Supreme Court Justice Ginsburg Staying Put
FILE – In this June 1, 2017, file photo, the justices of the U.S. Supreme Court gather for an official group portrait to include new Associate Justice Neil Gorsuch, top row, far right at the Supreme Court Building in Washington. Seated, from left are, Associate Justice Ruth Bader Ginsburg, Associate Justice Anthony M. Kennedy, Chief Justice John Roberts, Associate Justice Clarence Thomas, and Associate Justice Stephen Breyer. Standing, from left are, Associate Justice Elena Kagan, Associate Justice Samuel Alito Jr., Associate Justice Sonia Sotomayor, and Associate Justice Neil Gorsuch. In different circumstances, Ginsburg might be on a valedictory tour in her final months on the Supreme Court. But in the era of Donald Trump, the 84-year-old Ginsburg is packing her schedule and sending signals she intends to keep her seat on the bench for years. (AP Photo/J. Scott Applewhite, File)

No more dawdling, excuses, or tricks. The U.S. Supreme Court says Pennsylvania has to continue on a track to redraw congressional district lines in time for the May 15 primaries.  If lawmakers fail, the state Supreme Court says it will draw the maps itself.

On Monday, the highest court in the land upheld a Jan. 22 state Supreme Court ruling ordering the legislature to hand in new maps by Friday to reduce the partisan gerrymandering that’s robbed Democrats,  giving them only five of the state’s 18 seats —  though voting is split almost evenly between the parties.

Before the Republican-controlled legislature drew maps in 2011, the party held seven seats to the Democrats’ 12. The state lost one seat due to a shrinking population,  leaving it with 18. When the GOP was done packing and stacking their voters into districts to ensure wins for their candidates, their seven seats swelled to 13 and the Democrats’ 12 shrunk to five.  Among their  tricks: Republicans spread Chester County through three House districts; Montgomery County through five and Berks County through four to find their voters and dilute the Democrats’ influence. They even drew a line through the city of Chester in Delaware County just to weaken that struggling community’s clout in Congress.

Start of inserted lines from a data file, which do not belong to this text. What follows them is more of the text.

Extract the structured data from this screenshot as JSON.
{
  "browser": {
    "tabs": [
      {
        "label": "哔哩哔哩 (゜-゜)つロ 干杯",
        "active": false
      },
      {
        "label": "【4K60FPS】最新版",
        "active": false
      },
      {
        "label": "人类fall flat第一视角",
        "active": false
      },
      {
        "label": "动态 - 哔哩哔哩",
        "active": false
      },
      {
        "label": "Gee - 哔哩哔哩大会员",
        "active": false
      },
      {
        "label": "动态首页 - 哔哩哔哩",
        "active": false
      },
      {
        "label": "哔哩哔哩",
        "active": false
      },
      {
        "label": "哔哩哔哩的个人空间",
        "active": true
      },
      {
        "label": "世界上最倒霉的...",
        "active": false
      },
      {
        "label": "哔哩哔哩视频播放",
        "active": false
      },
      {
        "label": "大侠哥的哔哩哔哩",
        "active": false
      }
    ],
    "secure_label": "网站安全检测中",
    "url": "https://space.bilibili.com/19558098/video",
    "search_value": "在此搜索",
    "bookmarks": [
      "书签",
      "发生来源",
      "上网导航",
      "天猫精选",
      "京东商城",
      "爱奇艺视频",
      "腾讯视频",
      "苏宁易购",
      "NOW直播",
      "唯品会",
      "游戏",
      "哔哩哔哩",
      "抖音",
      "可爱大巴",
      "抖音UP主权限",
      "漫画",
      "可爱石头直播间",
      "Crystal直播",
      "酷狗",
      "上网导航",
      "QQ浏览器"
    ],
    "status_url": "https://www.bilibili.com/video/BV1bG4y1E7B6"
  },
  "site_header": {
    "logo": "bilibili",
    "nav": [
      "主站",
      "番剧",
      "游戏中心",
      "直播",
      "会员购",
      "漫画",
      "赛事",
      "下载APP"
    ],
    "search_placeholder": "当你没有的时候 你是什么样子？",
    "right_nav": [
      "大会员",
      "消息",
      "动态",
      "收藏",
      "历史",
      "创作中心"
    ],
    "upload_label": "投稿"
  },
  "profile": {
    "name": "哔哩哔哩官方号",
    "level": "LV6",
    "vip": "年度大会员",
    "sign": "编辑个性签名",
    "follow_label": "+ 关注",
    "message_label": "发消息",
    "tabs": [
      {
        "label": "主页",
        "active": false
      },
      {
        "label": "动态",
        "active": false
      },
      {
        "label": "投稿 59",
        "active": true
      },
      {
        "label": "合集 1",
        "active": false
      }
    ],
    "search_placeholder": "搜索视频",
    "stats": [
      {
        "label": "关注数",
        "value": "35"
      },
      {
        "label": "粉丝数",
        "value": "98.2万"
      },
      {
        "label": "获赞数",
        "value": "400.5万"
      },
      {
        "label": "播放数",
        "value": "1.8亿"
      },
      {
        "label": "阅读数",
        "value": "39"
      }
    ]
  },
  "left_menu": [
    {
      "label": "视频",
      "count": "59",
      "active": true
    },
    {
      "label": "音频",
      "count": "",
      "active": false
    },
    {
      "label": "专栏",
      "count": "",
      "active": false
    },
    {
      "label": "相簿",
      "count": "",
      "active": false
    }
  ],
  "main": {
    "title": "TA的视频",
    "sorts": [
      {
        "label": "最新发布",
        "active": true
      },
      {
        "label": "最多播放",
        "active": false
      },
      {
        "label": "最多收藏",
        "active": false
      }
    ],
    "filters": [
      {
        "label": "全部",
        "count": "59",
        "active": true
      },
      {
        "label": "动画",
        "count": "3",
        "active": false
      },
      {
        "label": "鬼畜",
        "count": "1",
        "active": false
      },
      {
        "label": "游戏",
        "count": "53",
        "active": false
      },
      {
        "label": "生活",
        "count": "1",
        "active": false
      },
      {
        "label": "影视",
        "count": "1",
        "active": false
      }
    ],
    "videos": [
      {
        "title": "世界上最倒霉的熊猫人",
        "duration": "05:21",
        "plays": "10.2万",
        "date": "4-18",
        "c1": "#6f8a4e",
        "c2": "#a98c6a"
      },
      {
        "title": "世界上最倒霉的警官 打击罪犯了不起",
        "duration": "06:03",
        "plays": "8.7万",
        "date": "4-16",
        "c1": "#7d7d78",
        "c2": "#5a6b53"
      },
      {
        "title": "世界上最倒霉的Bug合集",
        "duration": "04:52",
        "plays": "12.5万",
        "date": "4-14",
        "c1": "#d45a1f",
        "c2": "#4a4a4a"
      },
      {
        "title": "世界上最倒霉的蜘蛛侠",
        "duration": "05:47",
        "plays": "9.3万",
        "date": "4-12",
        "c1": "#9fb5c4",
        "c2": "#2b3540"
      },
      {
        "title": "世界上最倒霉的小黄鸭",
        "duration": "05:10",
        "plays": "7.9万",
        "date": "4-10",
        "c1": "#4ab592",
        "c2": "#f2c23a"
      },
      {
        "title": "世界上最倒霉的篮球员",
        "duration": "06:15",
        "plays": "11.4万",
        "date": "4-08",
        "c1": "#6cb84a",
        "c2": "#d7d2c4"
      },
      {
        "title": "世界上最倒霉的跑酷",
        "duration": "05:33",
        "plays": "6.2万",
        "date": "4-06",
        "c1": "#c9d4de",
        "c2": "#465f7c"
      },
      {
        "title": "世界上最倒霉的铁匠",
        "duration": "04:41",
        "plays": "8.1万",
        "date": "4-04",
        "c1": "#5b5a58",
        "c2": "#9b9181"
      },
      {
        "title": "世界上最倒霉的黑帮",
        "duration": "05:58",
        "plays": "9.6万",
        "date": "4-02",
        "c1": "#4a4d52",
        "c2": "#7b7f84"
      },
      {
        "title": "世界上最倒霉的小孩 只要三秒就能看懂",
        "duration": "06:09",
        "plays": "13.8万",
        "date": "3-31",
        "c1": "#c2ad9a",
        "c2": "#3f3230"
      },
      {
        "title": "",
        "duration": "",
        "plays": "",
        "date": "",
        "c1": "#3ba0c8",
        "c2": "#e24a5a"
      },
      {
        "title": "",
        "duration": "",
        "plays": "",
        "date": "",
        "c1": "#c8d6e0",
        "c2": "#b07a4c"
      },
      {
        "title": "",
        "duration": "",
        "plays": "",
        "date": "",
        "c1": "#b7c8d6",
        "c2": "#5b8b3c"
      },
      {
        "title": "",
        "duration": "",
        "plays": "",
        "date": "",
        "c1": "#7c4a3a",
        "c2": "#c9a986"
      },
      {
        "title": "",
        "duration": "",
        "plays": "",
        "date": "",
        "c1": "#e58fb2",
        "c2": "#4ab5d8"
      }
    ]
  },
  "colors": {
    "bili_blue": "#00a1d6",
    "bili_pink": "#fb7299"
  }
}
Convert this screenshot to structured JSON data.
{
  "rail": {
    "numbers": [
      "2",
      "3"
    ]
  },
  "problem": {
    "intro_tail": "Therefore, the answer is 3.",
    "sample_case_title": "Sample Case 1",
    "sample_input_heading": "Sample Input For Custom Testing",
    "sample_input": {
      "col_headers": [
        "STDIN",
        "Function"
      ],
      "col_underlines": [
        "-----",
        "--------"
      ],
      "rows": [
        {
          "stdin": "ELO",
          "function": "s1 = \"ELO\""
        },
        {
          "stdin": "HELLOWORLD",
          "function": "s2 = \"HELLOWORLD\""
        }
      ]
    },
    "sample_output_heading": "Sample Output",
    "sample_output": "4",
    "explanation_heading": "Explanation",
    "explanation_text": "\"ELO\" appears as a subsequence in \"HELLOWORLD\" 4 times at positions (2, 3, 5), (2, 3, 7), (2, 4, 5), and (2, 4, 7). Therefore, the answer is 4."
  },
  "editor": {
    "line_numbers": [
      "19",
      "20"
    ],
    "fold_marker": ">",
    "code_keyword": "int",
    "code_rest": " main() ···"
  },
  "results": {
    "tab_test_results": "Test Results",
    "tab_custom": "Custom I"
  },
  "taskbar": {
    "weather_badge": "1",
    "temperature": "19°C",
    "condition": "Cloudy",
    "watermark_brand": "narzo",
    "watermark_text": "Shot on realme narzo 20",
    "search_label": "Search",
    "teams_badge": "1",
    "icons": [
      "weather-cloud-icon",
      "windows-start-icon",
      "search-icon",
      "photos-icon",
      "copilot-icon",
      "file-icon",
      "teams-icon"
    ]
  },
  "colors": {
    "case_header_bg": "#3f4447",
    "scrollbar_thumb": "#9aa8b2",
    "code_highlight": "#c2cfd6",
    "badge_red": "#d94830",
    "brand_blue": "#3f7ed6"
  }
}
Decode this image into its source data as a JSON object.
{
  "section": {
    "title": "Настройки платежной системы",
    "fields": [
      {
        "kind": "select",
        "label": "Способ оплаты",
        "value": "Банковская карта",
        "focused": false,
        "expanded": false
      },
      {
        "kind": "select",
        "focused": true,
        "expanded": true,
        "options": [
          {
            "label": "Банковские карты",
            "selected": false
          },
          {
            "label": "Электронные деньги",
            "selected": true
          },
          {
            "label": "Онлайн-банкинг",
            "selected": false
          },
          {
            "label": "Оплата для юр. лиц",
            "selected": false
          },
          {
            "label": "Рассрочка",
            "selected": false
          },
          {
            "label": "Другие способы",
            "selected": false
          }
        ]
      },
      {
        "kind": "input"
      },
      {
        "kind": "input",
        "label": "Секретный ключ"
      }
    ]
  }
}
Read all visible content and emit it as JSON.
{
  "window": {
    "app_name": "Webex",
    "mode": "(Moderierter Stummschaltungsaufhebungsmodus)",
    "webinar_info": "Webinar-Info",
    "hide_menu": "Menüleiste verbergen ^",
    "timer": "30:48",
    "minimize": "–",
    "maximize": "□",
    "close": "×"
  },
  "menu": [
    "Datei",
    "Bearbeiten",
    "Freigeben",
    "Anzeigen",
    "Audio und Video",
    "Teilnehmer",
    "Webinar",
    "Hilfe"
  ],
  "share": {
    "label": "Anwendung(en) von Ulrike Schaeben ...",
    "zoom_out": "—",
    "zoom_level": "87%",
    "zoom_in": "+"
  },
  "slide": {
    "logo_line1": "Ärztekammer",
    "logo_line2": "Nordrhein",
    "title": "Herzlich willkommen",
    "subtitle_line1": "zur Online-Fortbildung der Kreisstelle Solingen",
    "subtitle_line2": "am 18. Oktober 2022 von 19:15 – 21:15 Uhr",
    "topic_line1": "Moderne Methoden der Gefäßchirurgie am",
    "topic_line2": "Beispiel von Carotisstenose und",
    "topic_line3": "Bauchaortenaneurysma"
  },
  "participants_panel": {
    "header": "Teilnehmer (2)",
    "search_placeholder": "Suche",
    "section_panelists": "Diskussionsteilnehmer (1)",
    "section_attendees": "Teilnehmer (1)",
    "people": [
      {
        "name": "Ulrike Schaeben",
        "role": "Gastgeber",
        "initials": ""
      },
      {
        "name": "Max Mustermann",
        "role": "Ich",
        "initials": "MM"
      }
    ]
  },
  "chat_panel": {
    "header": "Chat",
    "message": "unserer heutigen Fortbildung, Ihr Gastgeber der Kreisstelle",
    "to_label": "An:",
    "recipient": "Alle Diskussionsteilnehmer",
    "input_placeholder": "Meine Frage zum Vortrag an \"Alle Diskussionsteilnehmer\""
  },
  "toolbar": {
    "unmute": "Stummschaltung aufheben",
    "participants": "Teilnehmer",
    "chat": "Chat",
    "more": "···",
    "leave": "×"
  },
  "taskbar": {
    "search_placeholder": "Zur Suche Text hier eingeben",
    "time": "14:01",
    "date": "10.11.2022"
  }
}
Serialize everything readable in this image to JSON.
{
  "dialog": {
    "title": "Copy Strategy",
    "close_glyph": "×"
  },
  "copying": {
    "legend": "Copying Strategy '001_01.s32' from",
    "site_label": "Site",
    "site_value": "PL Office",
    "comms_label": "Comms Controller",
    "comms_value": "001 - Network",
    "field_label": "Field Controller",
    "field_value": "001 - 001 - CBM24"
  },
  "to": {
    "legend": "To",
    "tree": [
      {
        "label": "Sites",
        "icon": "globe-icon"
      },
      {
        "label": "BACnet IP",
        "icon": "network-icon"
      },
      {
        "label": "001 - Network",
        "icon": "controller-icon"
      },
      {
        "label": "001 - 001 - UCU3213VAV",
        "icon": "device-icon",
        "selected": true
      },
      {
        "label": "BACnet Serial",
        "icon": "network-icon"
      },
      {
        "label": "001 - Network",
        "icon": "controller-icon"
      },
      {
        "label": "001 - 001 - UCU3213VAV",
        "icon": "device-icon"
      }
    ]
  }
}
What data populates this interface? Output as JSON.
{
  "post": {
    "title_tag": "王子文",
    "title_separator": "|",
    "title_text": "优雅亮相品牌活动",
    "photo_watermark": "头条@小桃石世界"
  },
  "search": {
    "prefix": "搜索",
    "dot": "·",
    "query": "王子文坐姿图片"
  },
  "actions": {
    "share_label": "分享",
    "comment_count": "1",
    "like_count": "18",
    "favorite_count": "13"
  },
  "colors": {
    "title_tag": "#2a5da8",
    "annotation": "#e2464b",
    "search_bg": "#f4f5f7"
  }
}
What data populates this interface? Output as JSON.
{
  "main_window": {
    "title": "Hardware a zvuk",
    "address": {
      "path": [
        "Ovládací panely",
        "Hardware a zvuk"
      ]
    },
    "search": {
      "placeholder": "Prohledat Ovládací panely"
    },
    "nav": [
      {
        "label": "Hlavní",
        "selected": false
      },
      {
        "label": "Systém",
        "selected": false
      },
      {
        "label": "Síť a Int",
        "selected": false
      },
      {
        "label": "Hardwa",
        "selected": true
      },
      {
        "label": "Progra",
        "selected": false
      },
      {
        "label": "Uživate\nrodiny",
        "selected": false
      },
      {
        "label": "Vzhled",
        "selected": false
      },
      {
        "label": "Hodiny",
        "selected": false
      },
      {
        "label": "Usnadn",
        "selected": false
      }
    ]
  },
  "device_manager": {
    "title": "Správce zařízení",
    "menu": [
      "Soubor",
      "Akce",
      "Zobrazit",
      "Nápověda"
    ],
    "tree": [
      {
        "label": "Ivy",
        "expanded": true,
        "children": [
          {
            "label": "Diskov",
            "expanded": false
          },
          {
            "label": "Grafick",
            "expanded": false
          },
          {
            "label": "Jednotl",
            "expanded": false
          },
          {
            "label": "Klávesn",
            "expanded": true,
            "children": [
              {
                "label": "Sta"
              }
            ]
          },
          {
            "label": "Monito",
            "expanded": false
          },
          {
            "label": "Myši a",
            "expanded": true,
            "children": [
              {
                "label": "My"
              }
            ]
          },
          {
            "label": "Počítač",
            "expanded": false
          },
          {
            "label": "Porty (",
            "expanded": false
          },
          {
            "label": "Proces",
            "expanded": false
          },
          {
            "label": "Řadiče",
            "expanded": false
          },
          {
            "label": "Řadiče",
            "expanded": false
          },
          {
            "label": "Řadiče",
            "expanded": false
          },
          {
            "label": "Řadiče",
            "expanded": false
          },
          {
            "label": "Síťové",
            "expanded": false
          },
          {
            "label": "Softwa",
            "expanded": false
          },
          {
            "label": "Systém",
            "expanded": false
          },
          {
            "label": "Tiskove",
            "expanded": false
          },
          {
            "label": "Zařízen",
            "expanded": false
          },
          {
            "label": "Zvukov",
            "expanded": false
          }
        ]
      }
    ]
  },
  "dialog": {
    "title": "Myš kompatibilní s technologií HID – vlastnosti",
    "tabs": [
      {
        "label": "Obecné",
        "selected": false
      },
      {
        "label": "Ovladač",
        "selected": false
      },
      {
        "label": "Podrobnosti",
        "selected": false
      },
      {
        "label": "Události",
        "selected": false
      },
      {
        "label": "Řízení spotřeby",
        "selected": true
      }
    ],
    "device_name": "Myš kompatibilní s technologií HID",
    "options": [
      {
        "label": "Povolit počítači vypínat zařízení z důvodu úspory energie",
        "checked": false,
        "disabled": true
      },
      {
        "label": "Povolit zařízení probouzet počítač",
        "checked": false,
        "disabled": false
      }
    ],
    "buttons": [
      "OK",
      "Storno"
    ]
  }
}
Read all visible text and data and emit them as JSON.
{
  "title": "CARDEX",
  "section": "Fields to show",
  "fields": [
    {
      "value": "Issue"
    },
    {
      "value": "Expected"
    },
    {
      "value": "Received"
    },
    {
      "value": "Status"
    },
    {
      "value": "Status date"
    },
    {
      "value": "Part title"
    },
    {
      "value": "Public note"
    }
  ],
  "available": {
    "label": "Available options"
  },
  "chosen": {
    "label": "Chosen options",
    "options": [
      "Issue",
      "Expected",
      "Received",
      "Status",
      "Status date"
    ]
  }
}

Although some partisan self-interest is expected in building House districts, it’s excessive in Pennsylvania. The state Supreme Court rightly called that out —   saying the map “clearly, plainly and palpably” violated the state Constitution. The U.S. Supreme Court, which has been addressing gerrymandering cases in other states, just as rightly let the state ruling stand.

Republicans have cried foul, saying that the state Supreme Court is controlled by Democrats who are setting them up to fail. A trumped-up Rep. Cris Dush (R., Jefferson) is even pushing for the impeachment of the court’s five Democrats. That’s just juvenile.

But Republicans do have a fair point in saying they can’t draw a new map without more detailed direction from the state court. They also deserve clarification of the court’s brief preliminary order. The court asked for voter data from every election district in the state. Republicans say if the court is asking for 2018 data,  it doesn’t exist. The 2011 data does exist and is probably the most practical to use, though a lot has changed in seven years.

No one, however, should lose sight of the fact that it is fundamentally outrageous that it takes state and federal court rulings to get Pennsylvania’s legislature to be fair with voters. This is the closest voters have come to hearing anyone in authority saying it is time to draw fair congressional districts.

The only solution that works for voters also is in the legislature’s hands. Regrettably, Republicans are sitting on bills creating an independent commission to draw congressional districts based on principles like keeping communities together so they can choose someone who they believe understands their needs.

Voters should call their legislators and not only tell them they want a fairer way to draw the lines, but remind them that the whole House of Representatives and half the Senate are up for election this year.